  25. Pycock CJ, Donaldson I MacG, Marsden CD (1975) Circling behaviour produced by unilateral lesions in the region of the locus coeruleus in rats. Brain Res 97:317–329PubMedGoogle Scholar
  26. Reader A, Briere R, Grondin L (1987) α1- and α2-Adrenoceptor binding in cerebral cortex: competition studies with [3H]-prazosin and [3H]-idazoxan. J Neural Transm 68:79–95PubMedGoogle Scholar
  27. Roberts DCS, Zis AP, Fibiger HC (1975) Ascending catecholamine pathways and amphetamine-induced locomotor activity: importance of dopamine and apparent non-involvement of norepinephrine. Brain Res 93:441–454PubMedGoogle Scholar
  28. Scatton B, Zivkovic B, Dedek J (1980) Antidopaminergic properties of yohimbine. J Pharmacol Exp Ther 215:494–499PubMedGoogle Scholar
  29. Scatton B, Dedek J, Zivkovic B (1983) Lack of involvement of α2-adrenoceptors in the regulation of striatal dopaminergic transmission. Eur J Pharmacol 86:427–433PubMedGoogle Scholar
  30. Staton DM, Solomon PR (1984) Microinjections ofd-amphetamine into the nucleus accumbens and caudate-putamen differentially affect stereotypy and locomotion in the rat. Physiol Psychol 12:159–162Google Scholar
  31. Thomas KV, Handley SL (1978) Modulation of dexamphetamine-induced compulsive gnawing — including the possible involvement of presynaptic α-adrenoreceptors.
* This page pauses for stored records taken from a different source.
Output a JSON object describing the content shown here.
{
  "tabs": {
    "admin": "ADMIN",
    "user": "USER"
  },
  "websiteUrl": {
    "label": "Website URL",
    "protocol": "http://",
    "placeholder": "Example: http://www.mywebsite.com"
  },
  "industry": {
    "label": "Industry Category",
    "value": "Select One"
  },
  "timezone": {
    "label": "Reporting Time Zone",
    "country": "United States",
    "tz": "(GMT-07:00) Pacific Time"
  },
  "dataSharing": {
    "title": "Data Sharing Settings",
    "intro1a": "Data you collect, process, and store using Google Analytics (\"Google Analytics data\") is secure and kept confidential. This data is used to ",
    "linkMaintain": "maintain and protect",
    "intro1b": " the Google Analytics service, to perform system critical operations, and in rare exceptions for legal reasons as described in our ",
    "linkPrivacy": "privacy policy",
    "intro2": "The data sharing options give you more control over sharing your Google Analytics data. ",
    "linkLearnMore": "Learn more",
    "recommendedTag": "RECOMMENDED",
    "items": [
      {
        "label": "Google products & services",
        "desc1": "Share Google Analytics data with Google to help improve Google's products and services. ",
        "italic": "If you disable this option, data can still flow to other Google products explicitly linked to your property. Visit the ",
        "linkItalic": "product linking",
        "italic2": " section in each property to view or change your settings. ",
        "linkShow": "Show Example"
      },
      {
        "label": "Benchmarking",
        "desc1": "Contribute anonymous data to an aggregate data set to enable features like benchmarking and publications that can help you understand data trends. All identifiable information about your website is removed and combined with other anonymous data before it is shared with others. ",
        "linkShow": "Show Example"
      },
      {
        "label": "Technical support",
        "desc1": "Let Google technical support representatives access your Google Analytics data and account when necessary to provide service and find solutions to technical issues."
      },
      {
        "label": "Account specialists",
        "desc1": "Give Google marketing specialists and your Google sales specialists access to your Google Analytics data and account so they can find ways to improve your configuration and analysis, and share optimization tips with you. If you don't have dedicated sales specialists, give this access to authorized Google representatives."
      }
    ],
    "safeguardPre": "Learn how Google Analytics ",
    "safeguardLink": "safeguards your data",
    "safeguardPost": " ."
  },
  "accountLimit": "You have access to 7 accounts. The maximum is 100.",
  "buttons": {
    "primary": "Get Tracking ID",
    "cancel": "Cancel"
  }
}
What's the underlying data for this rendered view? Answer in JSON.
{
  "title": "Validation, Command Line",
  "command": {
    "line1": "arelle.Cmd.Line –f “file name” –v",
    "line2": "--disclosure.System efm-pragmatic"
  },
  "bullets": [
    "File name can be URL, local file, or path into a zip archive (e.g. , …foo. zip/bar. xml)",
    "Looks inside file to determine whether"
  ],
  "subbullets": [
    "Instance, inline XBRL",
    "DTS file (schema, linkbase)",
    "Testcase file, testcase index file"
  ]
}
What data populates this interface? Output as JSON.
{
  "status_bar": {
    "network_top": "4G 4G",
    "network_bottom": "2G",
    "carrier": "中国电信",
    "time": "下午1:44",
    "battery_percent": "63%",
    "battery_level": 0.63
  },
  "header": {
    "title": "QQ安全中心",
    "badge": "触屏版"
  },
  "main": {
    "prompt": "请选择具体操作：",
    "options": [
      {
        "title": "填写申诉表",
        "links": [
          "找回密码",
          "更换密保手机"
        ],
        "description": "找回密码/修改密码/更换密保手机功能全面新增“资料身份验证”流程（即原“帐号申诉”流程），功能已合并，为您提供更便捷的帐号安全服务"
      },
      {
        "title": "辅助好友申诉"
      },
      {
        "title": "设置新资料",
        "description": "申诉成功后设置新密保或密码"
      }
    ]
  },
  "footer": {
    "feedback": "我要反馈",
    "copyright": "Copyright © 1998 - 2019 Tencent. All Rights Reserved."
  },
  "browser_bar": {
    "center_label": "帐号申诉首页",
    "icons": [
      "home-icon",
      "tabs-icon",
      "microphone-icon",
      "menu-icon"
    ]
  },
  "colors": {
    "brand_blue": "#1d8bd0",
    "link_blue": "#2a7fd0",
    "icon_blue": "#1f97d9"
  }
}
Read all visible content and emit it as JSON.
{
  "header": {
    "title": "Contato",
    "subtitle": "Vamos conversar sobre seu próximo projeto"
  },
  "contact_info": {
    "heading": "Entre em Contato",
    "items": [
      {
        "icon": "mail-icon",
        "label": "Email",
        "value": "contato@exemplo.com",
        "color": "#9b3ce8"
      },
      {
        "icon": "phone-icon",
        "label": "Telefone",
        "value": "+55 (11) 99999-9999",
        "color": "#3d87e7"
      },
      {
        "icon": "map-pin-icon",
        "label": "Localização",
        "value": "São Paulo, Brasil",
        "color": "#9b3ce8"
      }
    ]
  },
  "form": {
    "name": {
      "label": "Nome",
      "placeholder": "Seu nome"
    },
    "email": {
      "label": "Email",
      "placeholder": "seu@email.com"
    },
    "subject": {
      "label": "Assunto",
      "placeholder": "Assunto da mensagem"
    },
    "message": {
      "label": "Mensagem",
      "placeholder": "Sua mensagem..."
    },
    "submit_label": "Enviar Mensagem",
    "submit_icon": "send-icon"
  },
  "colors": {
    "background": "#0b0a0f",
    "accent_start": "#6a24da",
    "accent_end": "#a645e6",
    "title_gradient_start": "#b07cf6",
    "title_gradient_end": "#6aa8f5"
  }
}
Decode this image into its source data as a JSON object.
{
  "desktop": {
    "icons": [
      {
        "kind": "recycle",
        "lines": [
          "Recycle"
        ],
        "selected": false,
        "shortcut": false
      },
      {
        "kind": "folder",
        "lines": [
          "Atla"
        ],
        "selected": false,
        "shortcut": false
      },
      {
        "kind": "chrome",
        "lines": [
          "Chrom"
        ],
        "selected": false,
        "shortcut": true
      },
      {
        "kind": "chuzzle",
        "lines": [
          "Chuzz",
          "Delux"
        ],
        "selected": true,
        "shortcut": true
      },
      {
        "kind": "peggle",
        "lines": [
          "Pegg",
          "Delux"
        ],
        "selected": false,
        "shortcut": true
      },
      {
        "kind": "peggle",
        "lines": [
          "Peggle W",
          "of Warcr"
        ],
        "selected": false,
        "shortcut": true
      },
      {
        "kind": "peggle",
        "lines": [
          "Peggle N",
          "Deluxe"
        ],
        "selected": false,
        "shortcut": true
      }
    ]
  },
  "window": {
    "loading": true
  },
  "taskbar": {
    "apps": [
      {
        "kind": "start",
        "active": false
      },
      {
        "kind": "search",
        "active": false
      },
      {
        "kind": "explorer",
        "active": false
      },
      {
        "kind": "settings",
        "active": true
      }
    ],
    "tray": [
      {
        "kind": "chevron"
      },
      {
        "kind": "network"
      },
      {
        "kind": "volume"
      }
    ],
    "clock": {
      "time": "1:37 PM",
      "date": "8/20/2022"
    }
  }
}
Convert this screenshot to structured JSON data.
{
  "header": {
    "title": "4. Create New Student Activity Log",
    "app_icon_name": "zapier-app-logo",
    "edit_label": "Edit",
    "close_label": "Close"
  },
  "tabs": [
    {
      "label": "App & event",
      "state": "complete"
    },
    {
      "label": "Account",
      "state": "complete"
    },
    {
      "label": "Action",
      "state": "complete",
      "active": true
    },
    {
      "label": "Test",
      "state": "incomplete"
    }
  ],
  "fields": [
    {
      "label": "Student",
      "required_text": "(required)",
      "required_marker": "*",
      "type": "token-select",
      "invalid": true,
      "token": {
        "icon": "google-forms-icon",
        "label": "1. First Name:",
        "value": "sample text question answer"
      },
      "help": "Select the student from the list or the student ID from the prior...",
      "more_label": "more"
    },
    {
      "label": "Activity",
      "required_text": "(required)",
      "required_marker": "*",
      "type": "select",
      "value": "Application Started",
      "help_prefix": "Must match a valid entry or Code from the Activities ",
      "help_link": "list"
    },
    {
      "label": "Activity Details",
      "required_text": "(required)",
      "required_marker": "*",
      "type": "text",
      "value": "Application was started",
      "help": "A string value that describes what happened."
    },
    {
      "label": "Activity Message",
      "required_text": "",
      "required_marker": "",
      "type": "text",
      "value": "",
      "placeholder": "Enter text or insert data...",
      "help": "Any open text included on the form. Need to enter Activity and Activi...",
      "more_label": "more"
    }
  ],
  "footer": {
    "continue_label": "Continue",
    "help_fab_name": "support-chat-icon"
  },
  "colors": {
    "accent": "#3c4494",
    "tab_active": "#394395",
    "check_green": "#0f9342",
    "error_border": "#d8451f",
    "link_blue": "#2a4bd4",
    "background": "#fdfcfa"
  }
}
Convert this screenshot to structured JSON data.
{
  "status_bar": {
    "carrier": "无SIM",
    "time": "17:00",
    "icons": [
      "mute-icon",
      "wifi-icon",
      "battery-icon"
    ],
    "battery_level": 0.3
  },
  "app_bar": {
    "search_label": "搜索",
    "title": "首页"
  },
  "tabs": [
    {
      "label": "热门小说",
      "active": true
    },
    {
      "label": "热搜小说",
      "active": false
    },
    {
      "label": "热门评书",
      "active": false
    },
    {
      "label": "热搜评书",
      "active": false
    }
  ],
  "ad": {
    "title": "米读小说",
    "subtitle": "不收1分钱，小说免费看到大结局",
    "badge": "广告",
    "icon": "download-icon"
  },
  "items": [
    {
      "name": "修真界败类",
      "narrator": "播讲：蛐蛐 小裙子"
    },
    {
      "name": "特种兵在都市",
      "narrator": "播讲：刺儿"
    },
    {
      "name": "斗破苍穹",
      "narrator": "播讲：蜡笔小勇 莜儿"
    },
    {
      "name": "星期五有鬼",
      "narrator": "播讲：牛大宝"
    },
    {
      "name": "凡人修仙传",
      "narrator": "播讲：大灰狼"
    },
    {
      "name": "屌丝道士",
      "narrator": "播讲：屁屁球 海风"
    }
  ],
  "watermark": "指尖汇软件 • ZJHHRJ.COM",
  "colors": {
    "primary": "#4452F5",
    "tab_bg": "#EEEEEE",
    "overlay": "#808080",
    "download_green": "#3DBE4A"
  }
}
Psychopharmacology 56:61–67PubMedGoogle Scholar
  32. Thornburg JE, Moore KE (1973) The relative importance of dopaminergic and noradrenergic neuronal systems for the stimulation of locomotor activity induced by amphetamine and other drugs. Neuropharmacology 12:853–866PubMedGoogle Scholar
  33. Van Oene JC, de Vries JB, Horn AS (1984) The effectiveness of yohimbine in blocking rat central dopamine autoreceptors in vivo. Naunyn Schmiedeberg's Arch Pharmacol 327:304–311Google Scholar
  34. Waldmeier PC, Ortmann R, Bischoff S (1982) Modulation of dopaminergic transmission by α-noradrenergic agonists and antagonists: evidence for antidopaminergic properties of some α-antagonists. Experientia 38:1168–1176PubMedGoogle Scholar
  35. Walter DS, Flockhart IR, Haynes MJ, Howlett DR, Lane AC, Burton R, Johnson J, Dettmar PW (1984) Effects of idazoxan on catecholamine systems in rat brain. Biochem Pharmacol 16:2553–2557Google Scholar
  36. Wiszniowska-Szafraniec G, Danek L, Reichenberg K, Vetulani J (1983) Facilitation by α-adrenolytics of apomorphine gnawing behaviour: depression of threshold apomorphine concentration in the striatum of the rat. Pharmacol Biochem Behav 19:19–21PubMedGoogle Scholar
  37. Zetler G (1985) Clonidine sensitises mice for apomorphine-induced stereotypic gnawing. Antagonism by neuroleptics and cholecystokinin-like peptides. Eur J Pharmacol 111:309–318PubMedGoogle Scholar

Copyright information

© Springer-Verlag 1988

Authors and Affiliations

  • Stephen L. Dickinson
    • 1
  • Brian Gadie
    • 1
  • Ian F. Tulloch
    • 1
  1. 1.Department of PharmacologyReckitt & Colman plcKingston-Upon-HullUK

Personalised recommendations